(Bloomberg) -- Sign up for the India Edition newsletter by Menaka Doshi – an insider's guide to the emerging economic powerhouse, and the billionaires and businesses behind its rise, delivered weekly.
Thai Prime Minister Srettha Thavisin is eyeing holidaymakers from India to boost tourism days after the Southeast Asian nation unveiled visa waivers for travelers from China and Kazakhstan starting next week.
Srettha said he plans to make a trip to India this year to meet his counterpart Narendra Modi and discuss increasing flight frequency between the two countries, including more services by flag carrier Thai Airways International Pcl.
“There aren’t that many incoming flights from India yet due to internal politics,” Srettha said in a media forum on Monday, referring to policies that seek to maintain capacity parity for carriers of both countries.
Air India Ltd., the former flag carrier, is in the midst of renewing its fleet and may or may not readily have enough jets to deploy on routes to Thailand should Thai Air be allowed more services to India.
The Southeast Asian nation may consider other measures to boost Indian tourist arrivals, such as offering tax exemptions on jewelry imported for Indian weddings held in Thailand, a popular destination for such ceremonies, he said. As Indian tourists can already easily obtain Thai visas, a waiver of this requirement may not be necessary, he said.
Srettha’s comments came a week after his cabinet approved temporary visa exemptions for Chinese and Kazakh tourists ahead of the high season. Tourists from the two countries can enter Thailand without a visa between Sept. 25 and Feb. 29 next year and can stay for a maximum of 30 days at a time.
The visa waiver program is expected to bring in 35 billion baht ($980 million) from Chinese tourists, Srettha said during the forum.
Chiang Mai Airport, located in northern Chiang Mai province, will operate flights on a 24-hour basis from Nov. 1 to accommodate demand from Chinese visitors and the recently approved visa-free policy, government spokesman Chai Wacharonke said after Monday’s cabinet meeting.
“The airport traditionally operates flight time for 18 hours per day, but there has been demand from Chinese, Japanese and Korean tourists for late night flight operations so they can return to work in the morning upon landing in their countries,” said Chai.
Thailand has been ramping up measures to boost the travel industry, a key growth driver of Southeast Asia’s second-largest economy. It aims to raise tourism revenue to its pre-Covid levels, with a target of 3.1 trillion baht in 2024.
Thailand has welcomed 18.5 million foreign tourists so far this year with as many as 28 million expected by the year-end. Revenue from foreign travelers totaled 775 billion baht as of Sept. 11, according to the tourism ministry.
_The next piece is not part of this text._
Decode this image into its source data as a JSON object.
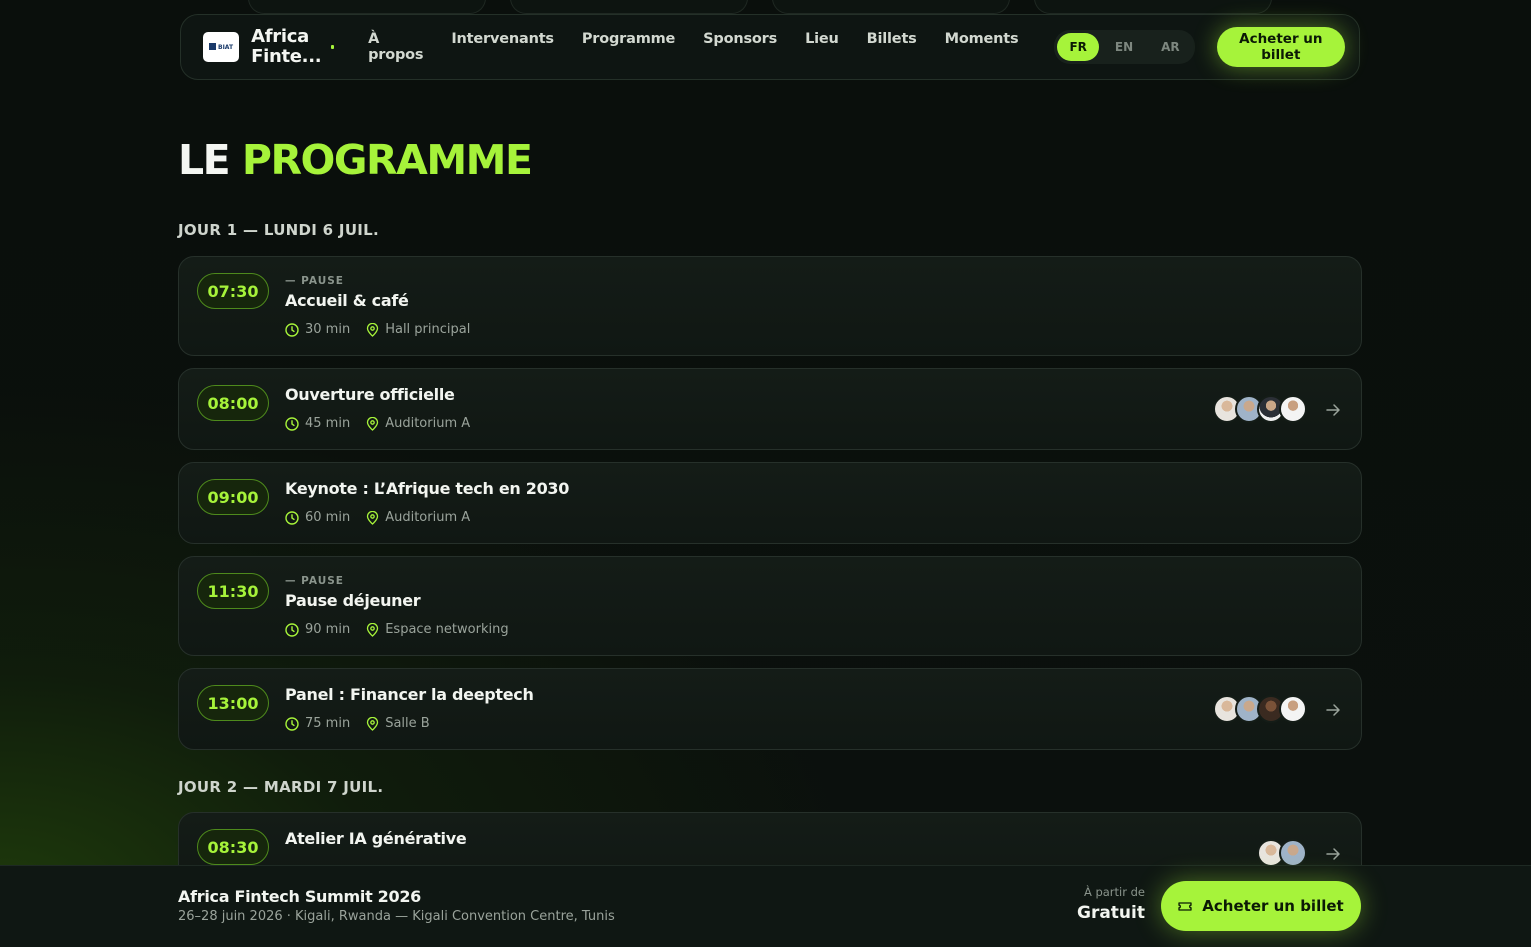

The nation hosted a record 40 million tourists in 2019.
--With assistance from Pathom Sangwongwanich.
(Updates with comments from government spokesman on seventh and eighth paragraphs.)
©2023 Bloomberg L.P.